“Open the hip and make space,” my yoga instructor (and dear friend), Biz, leads the class.
I’m in lizard pose and tilt my front foot on its pinky toe edge, allowing the bottom of my foot to start facing the sky. AKA: Pain.
What was my intention I set at the start of practice? Ah yes…’I create space to allow change.’ Believe me, the irony of this thought and my current condition isn’t missed on me. This wasn’t the space I had in mind. I was thinking along the lines of space from attachments, of ego…I was hoping for mental space…but while my tight hips begin to release and open, I see that space is needed in many places in my life.
Why as adults do we tend to lack space for ourselves? We’re filling our already time-crunched days with legitimate activities, but even worse… our purposeful little time wasters we so readily allow–smart phones with texting, games, updating Twitter, Facebook and Four Square. But it’s not this amazing device’s problem. We also allow our time to be filled by our friends’ problems, work drama, news stories, and magazine gossip.
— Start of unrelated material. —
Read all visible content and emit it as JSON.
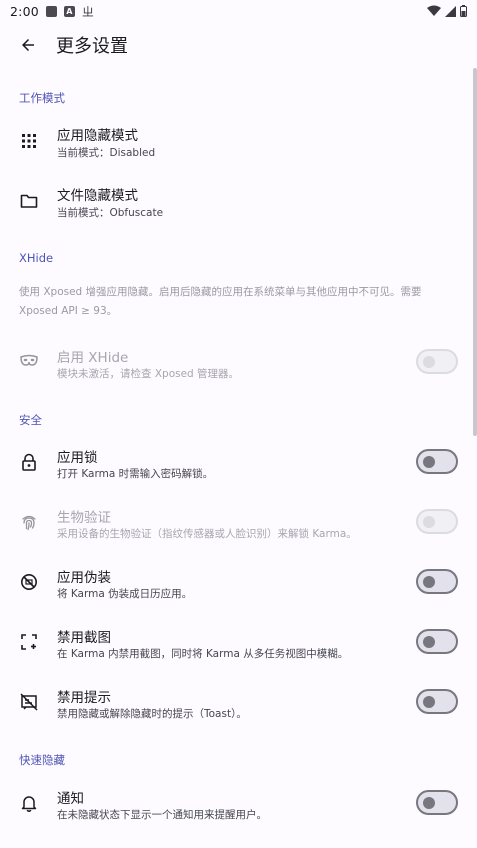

We truly find ourselves lost for a tiny slice of space.
If these times of potential “space” or “nothingness” had room to stay, maybe better things could fill it…for instance, actually analyzing where we spend our time and determining if it’s worth it to us.
Space has been demanded during other times of our lives: As a teenager, we wanted space from our parents for growth and self-discovery. In an intimate relationship, we understand the value of space. Without it one or both of you will feel “suffocated.” A mother about to reach full term begins nesting, creating space for a new life. Without this created room, there seems to be little ability for growth and change.
Opening ourselves up to spare time and putting down our distractions, gives us this space again. Taking a deep breath in, filling the cavities of our lungs and exhaling gives the “nothingness” a space to live. By allowing ourselves to be “bored”…the time to ponder what we really love to do is created. It’s uncomfortable at first, but like everything else, with practice it becomes easier. Give yourself this well-deserved time to be alone in the “nothingness” and watch what can be created.
“Release the foot back and come into plank. Beautiful….other side now.”
The intense stretch begins again with the other hip, but I go back to my intention: ‘I create space to allow change.’